    VimeoSome articles have Vimeo videos embedded in them. (Privacy Policy)
    PaypalThis is used for a registered author who enrolls in the HubPages Earnings program and requests to be paid via PayPal. No data is shared with Paypal unless you engage with this feature. (Privacy Policy)
    Facebook LoginYou can use this to streamline signing up for, or signing in to your Hubpages account.
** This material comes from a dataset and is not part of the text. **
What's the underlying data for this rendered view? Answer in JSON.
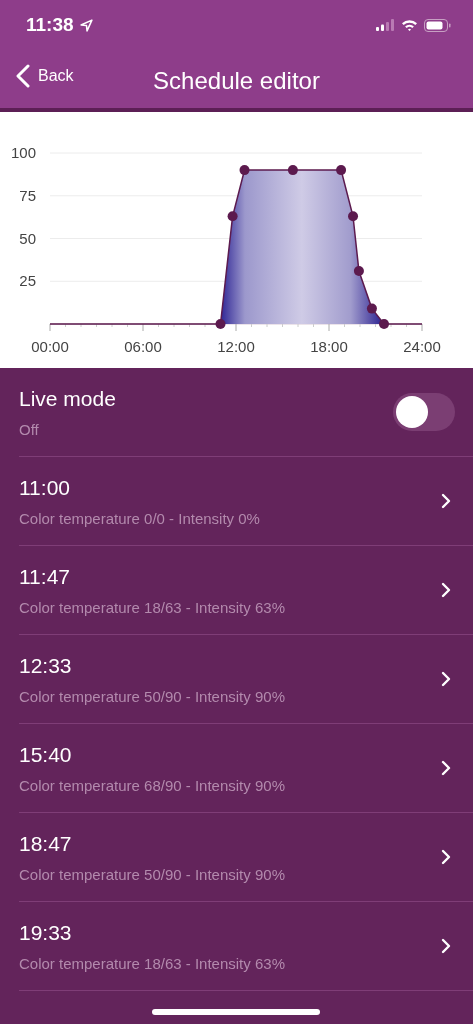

No data is shared with Facebook unless you engage with this feature. (Privacy Policy)
    MavenThis supports the Maven widget and search functionality. (Privacy Policy)
    Google AdSenseThis is an ad network. (Privacy Policy)
    Google DoubleClickGoogle provides ad serving technology and runs an ad network. (Privacy Policy)
    Index ExchangeThis is an ad network. (Privacy Policy)
    SovrnThis is an ad network. (Privacy Policy)
    Facebook AdsThis is an ad network. (Privacy Policy)
    Amazon Unified Ad MarketplaceThis is an ad network. (Privacy Policy)
    AppNexusThis is an ad network. (Privacy Policy)
    OpenxThis is an ad network. (Privacy Policy)
    Rubicon ProjectThis is an ad network. (Privacy Policy)
    TripleLiftThis is an ad network. (Privacy Policy)
    Say MediaWe partner with Say Media to deliver ad campaigns on our sites. (Privacy Policy)
    Remarketing PixelsWe may use remarketing pixels from advertising networks such as Google AdWords, Bing Ads, and Facebook in order to advertise the HubPages Service to people that have visited our sites.
    Conversion Tracking PixelsWe may use conversion tracking pixels from advertising networks such as Google AdWords, Bing Ads, and Facebook in order to identify when an advertisement has successfully resulted in the desired action, such as signing up for the HubPages Service or publishing an article on the HubPages Service.
    Author Google AnalyticsThis is used to provide traffic data and reports to the authors of articles on the HubPages Service. (Privacy Policy)
    ComscoreComScore is a media measurement and analytics company providing marketing data and analytics to enterprises, media and advertising agencies, and publishers. Non-consent will result in ComScore only processing obfuscated personal data. (Privacy Policy)
    Amazon Tracking PixelSome articles display amazon products as part of the Amazon Affiliate program, this pixel provides traffic statistics for those products (Privacy Policy)